This house started out as a double-wide mobile home. It's been remodeled several times, huge portions added, walls rebuilt in places, rooms moved, walls removed. But the roof structure through the middle of the house is a 2.5/12 pitch, framed as follows: 2x2 rafter, 2x2 joist, 16" OC, with 12" pieces of 1/4" paneling used as gussets every 12". The tall wall has 1/2" plywood as a ridge beam. I attached a drawing that shows each side.
I tried changing the rafter and joist settings to 1.5" x 1.5", but it insists on building roof framing with 6" rafters floating above the walls, and framing the tall wall with studs that are in the room wall below.
I tried to manually draw the framing in like the CAD detail drawing I attached, but I can't figure out how to rotate the 2x2 rafter to the 2.5/12 pitch angle. I figured I'd draw one "truss" manually, and then replicate/copy it across every 16". But after about 6 hours (admittedly I'm new to this app) I still couldn't figure it out.
I put both sides together, and added the 2x6 rafters and 2x4 cross brace. Then we plan to cut the trusses back flush with the rafters and brace. The wall will be coming out of the middle. There's no code here, unincorporated county, so no building inspection to send this through.
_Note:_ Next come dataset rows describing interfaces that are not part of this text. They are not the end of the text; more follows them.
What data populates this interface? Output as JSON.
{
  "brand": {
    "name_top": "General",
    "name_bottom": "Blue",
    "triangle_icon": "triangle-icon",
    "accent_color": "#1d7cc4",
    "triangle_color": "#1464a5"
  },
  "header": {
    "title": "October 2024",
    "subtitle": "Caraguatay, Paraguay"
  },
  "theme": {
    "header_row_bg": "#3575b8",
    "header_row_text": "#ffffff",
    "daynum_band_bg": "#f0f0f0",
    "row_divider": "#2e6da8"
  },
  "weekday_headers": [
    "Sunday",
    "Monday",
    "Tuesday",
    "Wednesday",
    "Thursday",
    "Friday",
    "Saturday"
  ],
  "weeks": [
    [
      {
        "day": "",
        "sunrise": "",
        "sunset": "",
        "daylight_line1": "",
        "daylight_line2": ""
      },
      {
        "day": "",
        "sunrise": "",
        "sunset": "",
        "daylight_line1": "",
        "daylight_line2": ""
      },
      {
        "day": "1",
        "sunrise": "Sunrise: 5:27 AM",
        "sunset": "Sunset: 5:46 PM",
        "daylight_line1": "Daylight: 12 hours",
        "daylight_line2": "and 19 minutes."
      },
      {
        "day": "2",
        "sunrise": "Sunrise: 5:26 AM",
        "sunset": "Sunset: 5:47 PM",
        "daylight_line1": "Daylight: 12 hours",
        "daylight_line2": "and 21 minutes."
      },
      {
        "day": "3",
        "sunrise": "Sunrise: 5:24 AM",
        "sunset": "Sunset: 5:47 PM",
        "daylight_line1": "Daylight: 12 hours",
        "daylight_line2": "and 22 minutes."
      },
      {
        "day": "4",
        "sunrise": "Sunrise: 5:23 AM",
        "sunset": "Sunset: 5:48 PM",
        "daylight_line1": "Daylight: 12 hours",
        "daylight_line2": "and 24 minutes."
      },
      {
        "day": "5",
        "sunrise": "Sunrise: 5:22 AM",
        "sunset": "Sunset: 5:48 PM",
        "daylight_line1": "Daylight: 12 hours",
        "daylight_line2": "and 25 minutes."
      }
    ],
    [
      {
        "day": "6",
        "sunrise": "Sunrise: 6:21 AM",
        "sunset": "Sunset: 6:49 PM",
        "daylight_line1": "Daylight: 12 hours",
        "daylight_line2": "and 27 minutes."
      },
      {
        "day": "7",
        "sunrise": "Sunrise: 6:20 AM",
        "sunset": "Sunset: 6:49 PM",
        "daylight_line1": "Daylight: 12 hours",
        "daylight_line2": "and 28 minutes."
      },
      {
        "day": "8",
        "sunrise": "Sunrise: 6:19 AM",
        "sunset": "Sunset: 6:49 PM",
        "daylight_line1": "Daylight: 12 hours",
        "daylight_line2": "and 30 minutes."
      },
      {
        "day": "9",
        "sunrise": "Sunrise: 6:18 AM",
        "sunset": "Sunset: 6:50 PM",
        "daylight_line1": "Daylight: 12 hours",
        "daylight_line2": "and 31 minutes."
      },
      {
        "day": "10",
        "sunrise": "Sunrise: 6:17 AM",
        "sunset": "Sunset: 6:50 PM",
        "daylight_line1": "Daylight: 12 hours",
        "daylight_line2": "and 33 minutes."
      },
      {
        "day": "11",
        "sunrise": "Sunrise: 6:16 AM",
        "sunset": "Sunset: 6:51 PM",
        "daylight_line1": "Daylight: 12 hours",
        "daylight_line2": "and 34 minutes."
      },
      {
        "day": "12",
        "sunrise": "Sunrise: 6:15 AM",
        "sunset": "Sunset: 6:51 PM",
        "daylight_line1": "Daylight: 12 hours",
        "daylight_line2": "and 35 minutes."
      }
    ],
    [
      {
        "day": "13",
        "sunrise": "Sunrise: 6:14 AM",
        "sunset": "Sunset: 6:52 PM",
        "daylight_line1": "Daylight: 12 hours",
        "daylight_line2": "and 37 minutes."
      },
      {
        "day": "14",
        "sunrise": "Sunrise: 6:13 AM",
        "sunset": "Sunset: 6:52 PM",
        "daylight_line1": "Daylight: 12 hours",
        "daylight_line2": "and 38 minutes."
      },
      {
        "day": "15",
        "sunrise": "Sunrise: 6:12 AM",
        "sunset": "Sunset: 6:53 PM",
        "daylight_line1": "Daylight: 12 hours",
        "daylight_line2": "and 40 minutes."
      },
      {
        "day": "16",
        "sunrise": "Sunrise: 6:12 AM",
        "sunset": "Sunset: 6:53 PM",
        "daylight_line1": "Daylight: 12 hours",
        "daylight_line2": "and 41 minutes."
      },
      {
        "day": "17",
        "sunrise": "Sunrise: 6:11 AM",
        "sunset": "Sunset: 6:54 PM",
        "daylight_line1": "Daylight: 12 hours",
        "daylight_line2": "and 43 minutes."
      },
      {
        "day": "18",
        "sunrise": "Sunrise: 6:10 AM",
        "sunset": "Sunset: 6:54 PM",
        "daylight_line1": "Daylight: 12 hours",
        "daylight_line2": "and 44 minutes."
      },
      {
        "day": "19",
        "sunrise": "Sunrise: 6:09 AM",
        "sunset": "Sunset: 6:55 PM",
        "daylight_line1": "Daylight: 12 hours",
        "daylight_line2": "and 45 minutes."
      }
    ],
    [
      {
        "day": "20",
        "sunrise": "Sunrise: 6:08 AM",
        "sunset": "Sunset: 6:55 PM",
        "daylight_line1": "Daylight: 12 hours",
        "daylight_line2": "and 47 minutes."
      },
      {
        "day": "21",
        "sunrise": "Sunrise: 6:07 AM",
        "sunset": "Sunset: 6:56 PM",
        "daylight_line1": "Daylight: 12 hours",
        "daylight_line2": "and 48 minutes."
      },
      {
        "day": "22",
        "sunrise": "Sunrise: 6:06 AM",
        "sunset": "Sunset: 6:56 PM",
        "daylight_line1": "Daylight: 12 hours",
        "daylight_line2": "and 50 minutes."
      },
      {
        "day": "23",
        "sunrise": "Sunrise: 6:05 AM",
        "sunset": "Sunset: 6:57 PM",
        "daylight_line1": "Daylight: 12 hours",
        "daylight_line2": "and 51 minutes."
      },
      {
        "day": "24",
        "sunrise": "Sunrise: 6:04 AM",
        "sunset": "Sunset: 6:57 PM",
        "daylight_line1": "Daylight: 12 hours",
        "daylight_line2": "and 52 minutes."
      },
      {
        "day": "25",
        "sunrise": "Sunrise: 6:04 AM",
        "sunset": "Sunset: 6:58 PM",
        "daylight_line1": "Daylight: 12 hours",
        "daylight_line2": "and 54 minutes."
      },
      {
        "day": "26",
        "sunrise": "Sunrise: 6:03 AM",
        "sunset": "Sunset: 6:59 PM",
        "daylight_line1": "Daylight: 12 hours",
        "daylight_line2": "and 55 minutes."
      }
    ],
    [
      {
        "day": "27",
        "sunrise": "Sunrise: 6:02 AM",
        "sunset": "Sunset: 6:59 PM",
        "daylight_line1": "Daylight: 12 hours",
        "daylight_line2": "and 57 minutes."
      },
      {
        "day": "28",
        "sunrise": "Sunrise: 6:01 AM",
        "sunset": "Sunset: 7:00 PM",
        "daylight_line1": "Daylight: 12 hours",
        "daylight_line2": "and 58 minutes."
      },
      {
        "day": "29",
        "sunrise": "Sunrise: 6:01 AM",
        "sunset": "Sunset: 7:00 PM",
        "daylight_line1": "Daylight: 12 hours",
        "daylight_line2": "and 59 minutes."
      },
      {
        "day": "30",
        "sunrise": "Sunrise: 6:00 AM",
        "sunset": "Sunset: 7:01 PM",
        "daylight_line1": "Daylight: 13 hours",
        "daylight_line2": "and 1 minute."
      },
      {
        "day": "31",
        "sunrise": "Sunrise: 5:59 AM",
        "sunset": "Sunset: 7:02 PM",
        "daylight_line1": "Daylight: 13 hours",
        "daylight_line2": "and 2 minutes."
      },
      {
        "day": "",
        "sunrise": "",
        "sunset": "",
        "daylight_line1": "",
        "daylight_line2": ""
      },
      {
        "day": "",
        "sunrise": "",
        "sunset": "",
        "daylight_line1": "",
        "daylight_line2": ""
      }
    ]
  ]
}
Is there a way I can take this CAD drawing and use it for the actual rafters - extrude the 2D shapes into 3D?